▶

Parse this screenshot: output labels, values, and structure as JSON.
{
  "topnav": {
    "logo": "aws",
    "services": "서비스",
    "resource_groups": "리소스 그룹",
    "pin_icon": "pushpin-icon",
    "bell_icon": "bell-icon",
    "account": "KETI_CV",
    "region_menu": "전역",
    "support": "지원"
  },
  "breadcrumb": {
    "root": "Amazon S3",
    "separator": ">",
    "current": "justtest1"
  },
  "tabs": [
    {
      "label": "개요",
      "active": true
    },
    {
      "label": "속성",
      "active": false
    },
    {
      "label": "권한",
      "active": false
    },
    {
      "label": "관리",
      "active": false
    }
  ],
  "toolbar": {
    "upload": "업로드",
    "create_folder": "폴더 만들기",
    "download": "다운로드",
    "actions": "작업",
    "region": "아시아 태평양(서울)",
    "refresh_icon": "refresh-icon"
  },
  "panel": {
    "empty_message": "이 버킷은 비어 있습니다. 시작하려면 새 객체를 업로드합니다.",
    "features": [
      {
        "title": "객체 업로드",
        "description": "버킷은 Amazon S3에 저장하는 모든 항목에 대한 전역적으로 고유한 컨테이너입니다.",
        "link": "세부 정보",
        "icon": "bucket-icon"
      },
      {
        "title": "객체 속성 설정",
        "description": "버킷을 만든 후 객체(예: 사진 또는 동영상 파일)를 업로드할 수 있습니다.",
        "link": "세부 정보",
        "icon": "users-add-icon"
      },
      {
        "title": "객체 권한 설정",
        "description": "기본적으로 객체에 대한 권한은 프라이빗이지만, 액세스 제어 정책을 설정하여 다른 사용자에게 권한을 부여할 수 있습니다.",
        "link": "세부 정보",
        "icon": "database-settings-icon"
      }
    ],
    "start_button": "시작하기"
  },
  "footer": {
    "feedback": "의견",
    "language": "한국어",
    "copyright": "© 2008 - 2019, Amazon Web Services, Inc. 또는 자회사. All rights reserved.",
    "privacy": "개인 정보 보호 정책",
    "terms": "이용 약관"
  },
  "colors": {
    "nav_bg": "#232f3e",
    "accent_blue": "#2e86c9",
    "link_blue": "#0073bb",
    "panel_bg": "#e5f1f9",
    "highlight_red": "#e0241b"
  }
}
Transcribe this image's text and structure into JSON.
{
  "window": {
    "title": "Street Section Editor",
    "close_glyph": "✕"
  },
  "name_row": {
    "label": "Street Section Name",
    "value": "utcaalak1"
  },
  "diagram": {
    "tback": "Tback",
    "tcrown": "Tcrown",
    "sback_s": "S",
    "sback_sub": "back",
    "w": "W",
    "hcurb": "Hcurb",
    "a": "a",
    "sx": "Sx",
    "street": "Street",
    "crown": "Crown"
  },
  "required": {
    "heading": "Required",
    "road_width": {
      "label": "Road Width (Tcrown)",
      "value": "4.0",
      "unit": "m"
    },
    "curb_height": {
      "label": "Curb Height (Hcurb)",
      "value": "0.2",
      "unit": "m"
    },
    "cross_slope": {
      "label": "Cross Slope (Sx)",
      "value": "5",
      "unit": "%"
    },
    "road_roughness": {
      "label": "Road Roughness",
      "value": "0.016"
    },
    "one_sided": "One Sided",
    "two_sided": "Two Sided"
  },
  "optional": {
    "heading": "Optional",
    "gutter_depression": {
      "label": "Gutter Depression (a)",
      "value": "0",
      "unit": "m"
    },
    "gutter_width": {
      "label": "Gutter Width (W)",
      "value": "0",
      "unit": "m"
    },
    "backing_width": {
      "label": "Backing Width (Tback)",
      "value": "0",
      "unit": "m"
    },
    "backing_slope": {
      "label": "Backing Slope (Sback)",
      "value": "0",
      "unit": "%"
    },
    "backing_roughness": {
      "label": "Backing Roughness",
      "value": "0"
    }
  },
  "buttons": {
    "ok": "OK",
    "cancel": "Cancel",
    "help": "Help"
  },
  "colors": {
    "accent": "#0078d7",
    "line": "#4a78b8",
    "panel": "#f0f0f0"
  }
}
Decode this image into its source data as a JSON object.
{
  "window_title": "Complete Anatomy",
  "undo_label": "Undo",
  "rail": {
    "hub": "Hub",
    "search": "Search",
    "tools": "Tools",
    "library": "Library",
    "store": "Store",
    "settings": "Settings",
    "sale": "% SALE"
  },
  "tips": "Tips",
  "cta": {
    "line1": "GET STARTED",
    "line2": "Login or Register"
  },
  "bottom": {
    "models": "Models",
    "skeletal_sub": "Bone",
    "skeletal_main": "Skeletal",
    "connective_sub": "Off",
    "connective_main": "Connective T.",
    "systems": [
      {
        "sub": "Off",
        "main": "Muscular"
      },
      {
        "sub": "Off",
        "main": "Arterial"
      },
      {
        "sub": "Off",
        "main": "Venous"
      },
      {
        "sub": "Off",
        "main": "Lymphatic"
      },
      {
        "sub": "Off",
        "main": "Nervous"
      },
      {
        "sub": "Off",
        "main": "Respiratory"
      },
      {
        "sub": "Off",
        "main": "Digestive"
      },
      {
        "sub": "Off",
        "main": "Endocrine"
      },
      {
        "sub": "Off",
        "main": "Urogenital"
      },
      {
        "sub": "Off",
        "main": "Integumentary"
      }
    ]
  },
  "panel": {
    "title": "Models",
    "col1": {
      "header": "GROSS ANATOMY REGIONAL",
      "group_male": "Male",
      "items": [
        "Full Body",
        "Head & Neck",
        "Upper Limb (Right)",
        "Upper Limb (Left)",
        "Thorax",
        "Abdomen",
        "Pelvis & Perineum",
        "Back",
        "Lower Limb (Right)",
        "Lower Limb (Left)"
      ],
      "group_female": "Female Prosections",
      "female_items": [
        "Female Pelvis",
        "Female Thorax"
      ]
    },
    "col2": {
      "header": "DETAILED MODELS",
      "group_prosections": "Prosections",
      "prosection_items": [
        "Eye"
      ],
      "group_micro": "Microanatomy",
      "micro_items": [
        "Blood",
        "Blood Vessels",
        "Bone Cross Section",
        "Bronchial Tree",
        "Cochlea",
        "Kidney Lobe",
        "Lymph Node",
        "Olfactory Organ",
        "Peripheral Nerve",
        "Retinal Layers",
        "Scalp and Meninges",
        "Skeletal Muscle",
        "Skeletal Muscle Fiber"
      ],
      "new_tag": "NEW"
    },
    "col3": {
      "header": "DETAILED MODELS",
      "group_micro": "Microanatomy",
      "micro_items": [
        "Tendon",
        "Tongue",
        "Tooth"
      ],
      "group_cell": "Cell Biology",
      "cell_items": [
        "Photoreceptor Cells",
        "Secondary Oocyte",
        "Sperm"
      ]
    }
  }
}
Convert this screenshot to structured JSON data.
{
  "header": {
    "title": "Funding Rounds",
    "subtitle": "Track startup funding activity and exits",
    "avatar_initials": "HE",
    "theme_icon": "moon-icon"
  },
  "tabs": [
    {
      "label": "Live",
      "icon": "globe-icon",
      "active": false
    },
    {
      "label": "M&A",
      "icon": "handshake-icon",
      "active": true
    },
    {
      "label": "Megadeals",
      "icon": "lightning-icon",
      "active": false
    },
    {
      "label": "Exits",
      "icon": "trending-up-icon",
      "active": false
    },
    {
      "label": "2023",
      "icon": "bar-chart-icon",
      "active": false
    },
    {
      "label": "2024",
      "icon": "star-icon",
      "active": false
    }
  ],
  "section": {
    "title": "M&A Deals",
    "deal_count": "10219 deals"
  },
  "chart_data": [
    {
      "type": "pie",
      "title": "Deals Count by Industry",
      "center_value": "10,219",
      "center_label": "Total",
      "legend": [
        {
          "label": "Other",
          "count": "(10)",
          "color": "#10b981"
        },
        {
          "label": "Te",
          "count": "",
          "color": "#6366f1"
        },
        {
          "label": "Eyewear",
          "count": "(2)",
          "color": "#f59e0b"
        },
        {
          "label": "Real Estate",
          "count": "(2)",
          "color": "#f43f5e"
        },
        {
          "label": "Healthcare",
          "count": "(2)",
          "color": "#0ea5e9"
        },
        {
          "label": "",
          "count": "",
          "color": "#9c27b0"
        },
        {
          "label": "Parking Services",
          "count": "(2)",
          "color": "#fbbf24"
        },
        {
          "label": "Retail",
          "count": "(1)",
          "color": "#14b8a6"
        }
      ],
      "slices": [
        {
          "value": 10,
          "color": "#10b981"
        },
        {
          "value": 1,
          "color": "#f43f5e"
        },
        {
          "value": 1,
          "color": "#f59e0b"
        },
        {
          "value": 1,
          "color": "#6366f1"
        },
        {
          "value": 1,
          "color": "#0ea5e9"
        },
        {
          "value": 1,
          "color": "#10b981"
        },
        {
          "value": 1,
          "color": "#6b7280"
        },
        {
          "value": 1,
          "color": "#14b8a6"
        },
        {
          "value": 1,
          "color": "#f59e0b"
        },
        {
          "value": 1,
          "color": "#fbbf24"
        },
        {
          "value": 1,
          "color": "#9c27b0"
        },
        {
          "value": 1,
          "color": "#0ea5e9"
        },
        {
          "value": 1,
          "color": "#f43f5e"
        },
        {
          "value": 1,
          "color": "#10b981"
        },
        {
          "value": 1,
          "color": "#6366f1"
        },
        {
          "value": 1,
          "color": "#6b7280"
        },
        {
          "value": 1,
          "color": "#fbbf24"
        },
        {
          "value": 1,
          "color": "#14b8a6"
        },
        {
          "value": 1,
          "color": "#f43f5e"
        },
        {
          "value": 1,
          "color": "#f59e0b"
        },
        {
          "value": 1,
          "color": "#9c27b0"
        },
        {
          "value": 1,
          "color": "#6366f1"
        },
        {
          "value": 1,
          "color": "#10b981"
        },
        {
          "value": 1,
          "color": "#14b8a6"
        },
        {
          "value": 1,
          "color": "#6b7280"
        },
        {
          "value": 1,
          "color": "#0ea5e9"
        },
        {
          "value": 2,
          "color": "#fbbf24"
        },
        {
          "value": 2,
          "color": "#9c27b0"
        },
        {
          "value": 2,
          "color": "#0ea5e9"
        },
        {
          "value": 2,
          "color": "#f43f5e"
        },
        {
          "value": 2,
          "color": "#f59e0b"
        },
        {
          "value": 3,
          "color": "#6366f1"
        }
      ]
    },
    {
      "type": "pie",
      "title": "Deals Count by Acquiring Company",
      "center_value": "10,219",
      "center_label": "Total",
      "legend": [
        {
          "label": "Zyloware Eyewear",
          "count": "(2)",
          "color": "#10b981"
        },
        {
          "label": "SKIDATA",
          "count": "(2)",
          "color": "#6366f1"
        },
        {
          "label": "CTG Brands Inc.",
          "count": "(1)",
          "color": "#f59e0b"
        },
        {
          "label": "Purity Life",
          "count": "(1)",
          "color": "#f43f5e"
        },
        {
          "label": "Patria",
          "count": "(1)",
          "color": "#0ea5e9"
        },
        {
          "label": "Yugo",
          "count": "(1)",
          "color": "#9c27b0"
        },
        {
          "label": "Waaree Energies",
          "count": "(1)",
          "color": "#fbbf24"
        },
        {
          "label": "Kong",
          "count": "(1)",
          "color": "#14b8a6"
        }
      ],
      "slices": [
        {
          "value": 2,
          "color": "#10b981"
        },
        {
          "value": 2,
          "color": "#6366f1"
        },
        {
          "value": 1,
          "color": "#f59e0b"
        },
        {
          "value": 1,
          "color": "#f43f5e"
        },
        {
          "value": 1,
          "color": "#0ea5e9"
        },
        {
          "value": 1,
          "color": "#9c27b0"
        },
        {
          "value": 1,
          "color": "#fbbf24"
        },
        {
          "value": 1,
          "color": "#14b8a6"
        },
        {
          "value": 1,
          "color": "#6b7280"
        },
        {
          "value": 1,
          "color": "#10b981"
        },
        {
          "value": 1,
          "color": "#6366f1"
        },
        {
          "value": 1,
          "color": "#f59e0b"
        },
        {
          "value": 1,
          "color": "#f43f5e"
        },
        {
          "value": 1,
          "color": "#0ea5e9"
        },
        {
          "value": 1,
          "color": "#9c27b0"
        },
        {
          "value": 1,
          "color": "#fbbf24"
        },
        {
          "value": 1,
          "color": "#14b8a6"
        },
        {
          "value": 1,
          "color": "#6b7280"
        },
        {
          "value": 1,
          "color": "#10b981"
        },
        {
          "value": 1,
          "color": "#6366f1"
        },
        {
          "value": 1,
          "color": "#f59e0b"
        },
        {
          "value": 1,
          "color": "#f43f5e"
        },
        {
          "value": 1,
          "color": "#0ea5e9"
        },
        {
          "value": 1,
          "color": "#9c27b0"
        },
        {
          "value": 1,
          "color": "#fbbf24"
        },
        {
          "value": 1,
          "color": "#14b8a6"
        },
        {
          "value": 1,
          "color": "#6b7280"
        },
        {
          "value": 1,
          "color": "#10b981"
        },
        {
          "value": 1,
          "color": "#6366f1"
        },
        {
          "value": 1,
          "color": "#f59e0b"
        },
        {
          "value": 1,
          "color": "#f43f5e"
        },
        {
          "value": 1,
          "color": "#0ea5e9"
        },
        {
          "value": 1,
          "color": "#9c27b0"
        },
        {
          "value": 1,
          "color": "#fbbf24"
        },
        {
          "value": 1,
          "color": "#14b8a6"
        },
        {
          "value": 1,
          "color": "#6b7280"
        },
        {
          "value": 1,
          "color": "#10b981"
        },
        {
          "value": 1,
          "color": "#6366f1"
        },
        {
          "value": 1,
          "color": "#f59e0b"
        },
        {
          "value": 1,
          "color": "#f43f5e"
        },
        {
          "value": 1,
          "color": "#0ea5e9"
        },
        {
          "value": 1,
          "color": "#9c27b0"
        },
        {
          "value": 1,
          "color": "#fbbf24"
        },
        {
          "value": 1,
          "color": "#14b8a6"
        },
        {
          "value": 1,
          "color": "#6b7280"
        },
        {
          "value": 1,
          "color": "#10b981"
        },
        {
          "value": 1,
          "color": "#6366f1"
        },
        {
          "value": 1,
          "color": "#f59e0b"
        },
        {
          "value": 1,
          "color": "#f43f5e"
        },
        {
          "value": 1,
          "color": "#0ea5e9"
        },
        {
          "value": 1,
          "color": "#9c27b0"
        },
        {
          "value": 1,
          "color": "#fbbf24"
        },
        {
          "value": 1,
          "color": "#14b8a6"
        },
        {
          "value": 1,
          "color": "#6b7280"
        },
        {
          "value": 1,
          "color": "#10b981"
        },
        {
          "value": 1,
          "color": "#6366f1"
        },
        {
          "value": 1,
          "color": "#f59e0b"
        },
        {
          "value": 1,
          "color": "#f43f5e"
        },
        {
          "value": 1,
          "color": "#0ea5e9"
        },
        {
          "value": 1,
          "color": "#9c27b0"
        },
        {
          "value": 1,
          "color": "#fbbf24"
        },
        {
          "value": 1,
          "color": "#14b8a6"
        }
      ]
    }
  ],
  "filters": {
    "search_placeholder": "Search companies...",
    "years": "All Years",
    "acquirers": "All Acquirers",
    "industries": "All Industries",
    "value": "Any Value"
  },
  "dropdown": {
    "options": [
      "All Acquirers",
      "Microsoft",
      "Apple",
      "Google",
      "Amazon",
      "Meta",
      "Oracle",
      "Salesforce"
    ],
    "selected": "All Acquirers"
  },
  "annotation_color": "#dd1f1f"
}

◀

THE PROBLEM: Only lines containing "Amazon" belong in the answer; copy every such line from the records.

RESULT OF THE TASK:
    "root": "Amazon S3",
        "description": "버킷은 Amazon S3에 저장하는 모든 항목에 대한 전역적으로 고유한 컨테이너입니다.",
    "copyright": "© 2008 - 2019, Amazon Web Services, Inc. 또는 자회사. All rights reserved.",
      "Amazon",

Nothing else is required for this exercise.